Montreal-based Cirque du Soleil is known for the almost magical quality of its performances, for effortless-looking feats of acrobatics and otherworldly makeup and music.
But behind the scenes there’s a massive operation to make sure the shows go own.
The circus, which celebrates its 30th anniversary this year, employs almost 4,000 people and has annual revenue of around $1 billion.
That means theres a massive business operation behind the scenes, a “foundation that the audience never sees,” says Charles Décarie, Cirque’s chief operating officer.
And, like many global businesses, Cirque is increasingly moving to the cloud. While the circus isn’t adopting a “cloud-first” policy, Bernard Hébert, its vice-president for information and business systems says that he expects 75 per cent of all the company’s computer applications will be cloud-based within four years.
Many of those applications developed by German software giant SAP, whose cloud-based products Cirque uses for talent management and purchasing.
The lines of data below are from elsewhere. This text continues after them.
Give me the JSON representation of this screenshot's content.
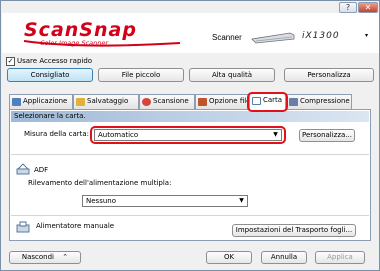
{
  "window": {
    "help_button": "?",
    "close_button": "✕"
  },
  "header": {
    "logo_main": "ScanSnap",
    "logo_sub": "Color Image Scanner",
    "scanner_label": "Scanner",
    "scanner_model": "iX1300",
    "scanner_dropdown": "▾"
  },
  "quick_menu": {
    "checkbox_label": "Usare Accesso rapido",
    "checked": true
  },
  "presets": [
    "Consigliato",
    "File piccolo",
    "Alta qualità",
    "Personalizza"
  ],
  "tabs": [
    "Applicazione",
    "Salvataggio",
    "Scansione",
    "Opzione file",
    "Carta",
    "Compressione"
  ],
  "selected_tab": "Carta",
  "paper": {
    "section_title": "Selezionare la carta.",
    "size_label": "Misura della carta:",
    "size_value": "Automatico",
    "customize_button": "Personalizza..."
  },
  "adf": {
    "title": "ADF",
    "multifeed_label": "Rilevamento dell'alimentazione multipla:",
    "multifeed_value": "Nessuno"
  },
  "manual": {
    "title": "Alimentatore manuale",
    "carrier_button": "Impostazioni del Trasporto fogli..."
  },
  "footer": {
    "hide_button": "Nascondi",
    "hide_arrow": "⌃",
    "ok": "OK",
    "cancel": "Annulla",
    "apply": "Applica"
  },
  "colors": {
    "logo_red": "#d4001a",
    "highlight_red": "#e2101a",
    "section_blue": "#9fb9d7"
  }
}
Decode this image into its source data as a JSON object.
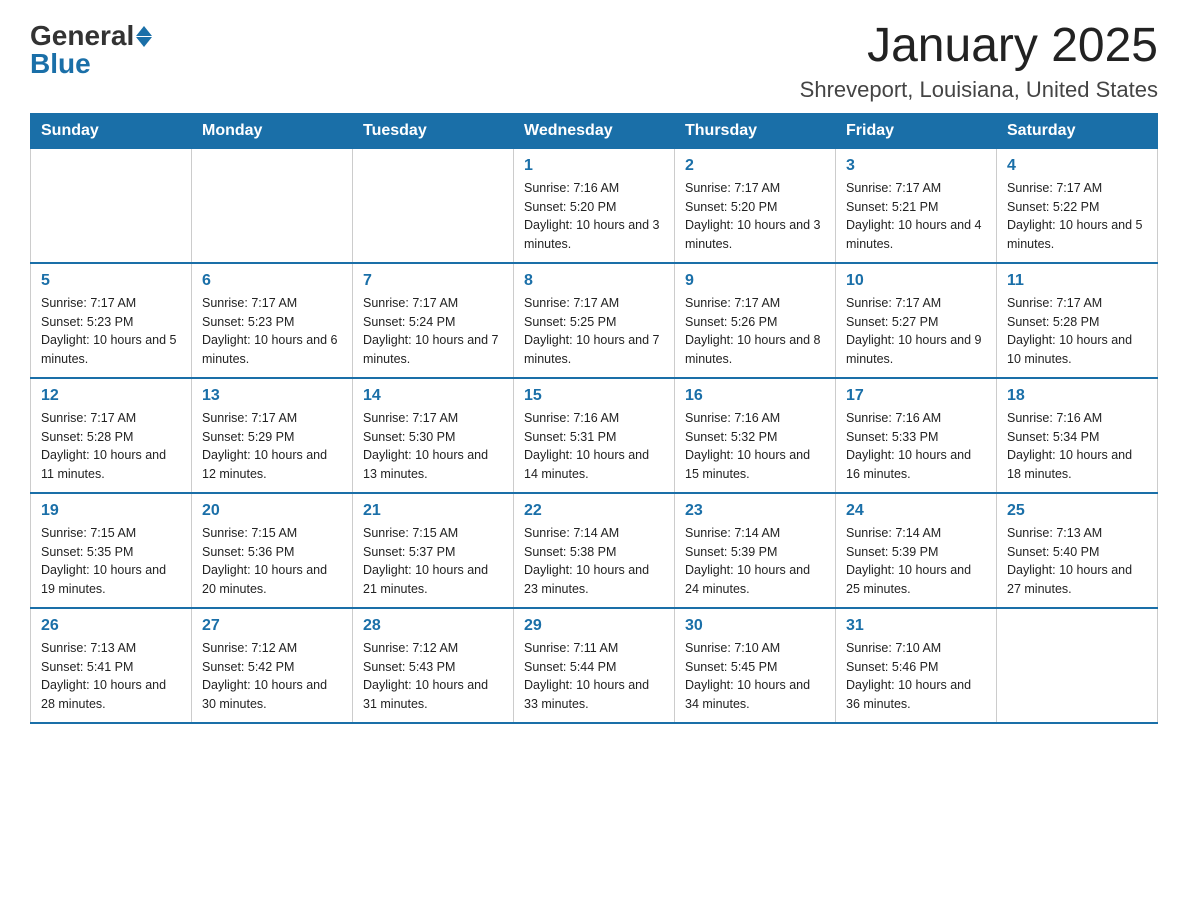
{
  "header": {
    "logo_general": "General",
    "logo_blue": "Blue",
    "title": "January 2025",
    "subtitle": "Shreveport, Louisiana, United States"
  },
  "weekdays": [
    "Sunday",
    "Monday",
    "Tuesday",
    "Wednesday",
    "Thursday",
    "Friday",
    "Saturday"
  ],
  "weeks": [
    [
      {
        "day": "",
        "info": ""
      },
      {
        "day": "",
        "info": ""
      },
      {
        "day": "",
        "info": ""
      },
      {
        "day": "1",
        "info": "Sunrise: 7:16 AM\nSunset: 5:20 PM\nDaylight: 10 hours and 3 minutes."
      },
      {
        "day": "2",
        "info": "Sunrise: 7:17 AM\nSunset: 5:20 PM\nDaylight: 10 hours and 3 minutes."
      },
      {
        "day": "3",
        "info": "Sunrise: 7:17 AM\nSunset: 5:21 PM\nDaylight: 10 hours and 4 minutes."
      },
      {
        "day": "4",
        "info": "Sunrise: 7:17 AM\nSunset: 5:22 PM\nDaylight: 10 hours and 5 minutes."
      }
    ],
    [
      {
        "day": "5",
        "info": "Sunrise: 7:17 AM\nSunset: 5:23 PM\nDaylight: 10 hours and 5 minutes."
      },
      {
        "day": "6",
        "info": "Sunrise: 7:17 AM\nSunset: 5:23 PM\nDaylight: 10 hours and 6 minutes."
      },
      {
        "day": "7",
        "info": "Sunrise: 7:17 AM\nSunset: 5:24 PM\nDaylight: 10 hours and 7 minutes."
      },
      {
        "day": "8",
        "info": "Sunrise: 7:17 AM\nSunset: 5:25 PM\nDaylight: 10 hours and 7 minutes."
      },
      {
        "day": "9",
        "info": "Sunrise: 7:17 AM\nSunset: 5:26 PM\nDaylight: 10 hours and 8 minutes."
      },
      {
        "day": "10",
        "info": "Sunrise: 7:17 AM\nSunset: 5:27 PM\nDaylight: 10 hours and 9 minutes."
      },
      {
        "day": "11",
        "info": "Sunrise: 7:17 AM\nSunset: 5:28 PM\nDaylight: 10 hours and 10 minutes."
      }
    ],
    [
      {
        "day": "12",
        "info": "Sunrise: 7:17 AM\nSunset: 5:28 PM\nDaylight: 10 hours and 11 minutes."
      },
      {
        "day": "13",
        "info": "Sunrise: 7:17 AM\nSunset: 5:29 PM\nDaylight: 10 hours and 12 minutes."
      },
      {
        "day": "14",
        "info": "Sunrise: 7:17 AM\nSunset: 5:30 PM\nDaylight: 10 hours and 13 minutes."
      },
      {
        "day": "15",
        "info": "Sunrise: 7:16 AM\nSunset: 5:31 PM\nDaylight: 10 hours and 14 minutes."
      },
      {
        "day": "16",
        "info": "Sunrise: 7:16 AM\nSunset: 5:32 PM\nDaylight: 10 hours and 15 minutes."
      },
      {
        "day": "17",
        "info": "Sunrise: 7:16 AM\nSunset: 5:33 PM\nDaylight: 10 hours and 16 minutes."
      },
      {
        "day": "18",
        "info": "Sunrise: 7:16 AM\nSunset: 5:34 PM\nDaylight: 10 hours and 18 minutes."
      }
    ],
    [
      {
        "day": "19",
        "info": "Sunrise: 7:15 AM\nSunset: 5:35 PM\nDaylight: 10 hours and 19 minutes."
      },
      {
        "day": "20",
        "info": "Sunrise: 7:15 AM\nSunset: 5:36 PM\nDaylight: 10 hours and 20 minutes."
      },
      {
        "day": "21",
        "info": "Sunrise: 7:15 AM\nSunset: 5:37 PM\nDaylight: 10 hours and 21 minutes."
      },
      {
        "day": "22",
        "info": "Sunrise: 7:14 AM\nSunset: 5:38 PM\nDaylight: 10 hours and 23 minutes."
      },
      {
        "day": "23",
        "info": "Sunrise: 7:14 AM\nSunset: 5:39 PM\nDaylight: 10 hours and 24 minutes."
      },
      {
        "day": "24",
        "info": "Sunrise: 7:14 AM\nSunset: 5:39 PM\nDaylight: 10 hours and 25 minutes."
      },
      {
        "day": "25",
        "info": "Sunrise: 7:13 AM\nSunset: 5:40 PM\nDaylight: 10 hours and 27 minutes."
      }
    ],
    [
      {
        "day": "26",
        "info": "Sunrise: 7:13 AM\nSunset: 5:41 PM\nDaylight: 10 hours and 28 minutes."
      },
      {
        "day": "27",
        "info": "Sunrise: 7:12 AM\nSunset: 5:42 PM\nDaylight: 10 hours and 30 minutes."
      },
      {
        "day": "28",
        "info": "Sunrise: 7:12 AM\nSunset: 5:43 PM\nDaylight: 10 hours and 31 minutes."
      },
      {
        "day": "29",
        "info": "Sunrise: 7:11 AM\nSunset: 5:44 PM\nDaylight: 10 hours and 33 minutes."
      },
      {
        "day": "30",
        "info": "Sunrise: 7:10 AM\nSunset: 5:45 PM\nDaylight: 10 hours and 34 minutes."
      },
      {
        "day": "31",
        "info": "Sunrise: 7:10 AM\nSunset: 5:46 PM\nDaylight: 10 hours and 36 minutes."
      },
      {
        "day": "",
        "info": ""
      }
    ]
  ]
}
With SAP’s recent acquisition of Concur Technologies, whose travel and expense management system is used by Cirque, the circus and the software maker are doing even more business together.
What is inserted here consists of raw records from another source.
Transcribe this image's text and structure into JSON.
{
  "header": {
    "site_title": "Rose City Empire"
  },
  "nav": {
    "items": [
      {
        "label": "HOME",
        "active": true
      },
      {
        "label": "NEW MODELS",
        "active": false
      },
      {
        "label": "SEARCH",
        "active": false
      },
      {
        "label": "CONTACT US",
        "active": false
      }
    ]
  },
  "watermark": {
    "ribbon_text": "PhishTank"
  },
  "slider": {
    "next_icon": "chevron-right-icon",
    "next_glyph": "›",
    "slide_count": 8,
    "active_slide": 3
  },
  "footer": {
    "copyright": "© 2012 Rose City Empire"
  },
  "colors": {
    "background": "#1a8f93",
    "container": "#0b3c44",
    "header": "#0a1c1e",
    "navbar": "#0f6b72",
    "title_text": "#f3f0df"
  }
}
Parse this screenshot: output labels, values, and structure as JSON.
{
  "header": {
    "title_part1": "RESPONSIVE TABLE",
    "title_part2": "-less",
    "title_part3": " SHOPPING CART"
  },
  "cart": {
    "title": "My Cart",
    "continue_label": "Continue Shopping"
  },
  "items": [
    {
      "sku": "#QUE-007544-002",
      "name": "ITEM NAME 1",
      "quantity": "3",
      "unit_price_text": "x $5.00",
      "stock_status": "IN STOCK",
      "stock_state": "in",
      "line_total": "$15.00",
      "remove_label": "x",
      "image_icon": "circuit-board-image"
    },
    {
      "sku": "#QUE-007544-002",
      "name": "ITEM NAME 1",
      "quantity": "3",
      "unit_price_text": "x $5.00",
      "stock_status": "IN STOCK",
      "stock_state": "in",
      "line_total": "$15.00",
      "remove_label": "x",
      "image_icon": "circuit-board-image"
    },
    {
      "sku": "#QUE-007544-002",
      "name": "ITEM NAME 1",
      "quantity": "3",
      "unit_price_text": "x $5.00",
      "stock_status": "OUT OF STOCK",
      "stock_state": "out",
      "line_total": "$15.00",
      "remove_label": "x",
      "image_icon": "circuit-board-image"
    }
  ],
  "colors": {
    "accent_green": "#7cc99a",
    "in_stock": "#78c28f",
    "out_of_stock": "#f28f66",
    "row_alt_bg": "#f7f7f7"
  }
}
It’s a business relationship that Décarie has been a part of since the beginning.
Sixteen years ago, Décarie was a consultant at Deloitte when he approached by one of the circus’ owners and asked to evaluate whether SAP would be a good fit for Cirque’s needs.
He says he told Cirque, “my answer is neither yes or no, my answer is yes if you want to grow.”
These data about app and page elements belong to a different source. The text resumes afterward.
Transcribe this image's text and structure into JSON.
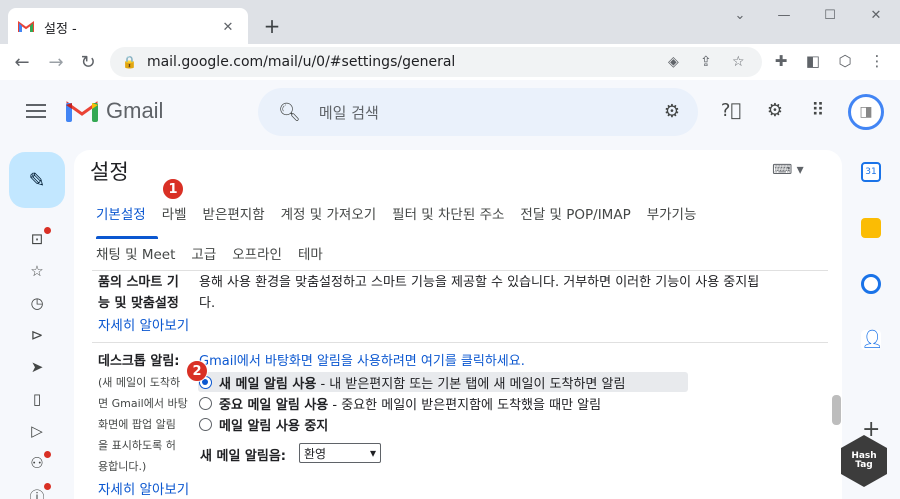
{
  "browser": {
    "tab_title": "설정 -",
    "url": "mail.google.com/mail/u/0/#settings/general",
    "new_tab": "+",
    "close_tab": "✕"
  },
  "gmail": {
    "logo_text": "Gmail",
    "search_placeholder": "메일 검색"
  },
  "settings": {
    "title": "설정",
    "tabs_row1": [
      "기본설정",
      "라벨",
      "받은편지함",
      "계정 및 가져오기",
      "필터 및 차단된 주소",
      "전달 및 POP/IMAP",
      "부가기능"
    ],
    "tabs_row2": [
      "채팅 및 Meet",
      "고급",
      "오프라인",
      "테마"
    ],
    "active_tab": "기본설정",
    "smart": {
      "label_line1": "품의 스마트 기",
      "label_line2": "능 및 맞춤설정",
      "text_line1": "용해 사용 환경을 맞춤설정하고 스마트 기능을 제공할 수 있습니다. 거부하면 이러한 기능이 사용 중지됩",
      "text_line2": "다.",
      "learn_more": "자세히 알아보기"
    },
    "desktop": {
      "label": "데스크톱 알림:",
      "link_text": "Gmail에서 바탕화면 알림을 사용하려면 여기를 클릭하세요.",
      "sub_label": [
        "(새 메일이 도착하",
        "면 Gmail에서 바탕",
        "화면에 팝업 알림",
        "을 표시하도록 허",
        "용합니다.)"
      ],
      "options": [
        {
          "bold": "새 메일 알림 사용",
          "rest": " - 내 받은편지함 또는 기본 탭에 새 메일이 도착하면 알림",
          "checked": true
        },
        {
          "bold": "중요 메일 알림 사용",
          "rest": " - 중요한 메일이 받은편지함에 도착했을 때만 알림",
          "checked": false
        },
        {
          "bold": "메일 알림 사용 중지",
          "rest": "",
          "checked": false
        }
      ],
      "sound_label": "새 메일 알림음:",
      "sound_value": "환영",
      "learn_more": "자세히 알아보기"
    },
    "badges": [
      "1",
      "2"
    ]
  },
  "watermark": "Hash Tag"
}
Shortly after that, Cirque hired him to oversee the implementation of SAP software company-wide.
“It plays an indispensable role” in putting the circus’ artists on stage, Décarie says.
While Cirque will spend month in research and development for a new trampoline, that’s not the approach Décarie wants to take with the software it uses.
“We are in the entertainment business,” he says. “Not in the software business.”
But technology is necessary for the circus to function.
“Imagine for a minute the challenge of selling 12 million tickets a year,” Décarie says and with the circus’ touring nature, that means those tickets are sold in 19 different currencies.
The circus also has procurement costs of $450 million – a number that includes the 18,000 costume items it buys or makes every year.
While the products the circus buys might be unique, its buying process are the same as any other company says Nadia Malek, Cirque’s head of procurement. She says a purchase could involve someone on the ground for a show in Japan, a supplier in Europe and the company’s head office in Montreal, which makes having a single cloud-based system extra important.
With cloud-based solutions, “when we plug-in in the middle of a parking lot we can immediately start running our business,” “Décarie says.
Working with a major brand like isn’t just important SAP is important
“When you’re in a multi-million dollar deal or project” with Apple, Disney, Michael Jackson’s estate and others “all at the same time, you need credible tools,” Décarie says.
Cloud-based solutions aren’t the only place cirque is using new technology. It uses a 3D scanner to scan the head of every performer – to ensure that hats and wigs will fit perfectly.
Its also increasingly experimenting with 3D printing.
“For Cirque, growth is synonymous with innovation,” Décarie says.
Ultimately, for Cirque, a lot of its technology decisions come down to having the flexibility needed by such a large, diverse organization.
“You can imagine, managing an accountant and managing a clown is not the same thing,” says Marie-Josée Guilbault, Cirque’s senior vice-president for organization and culture.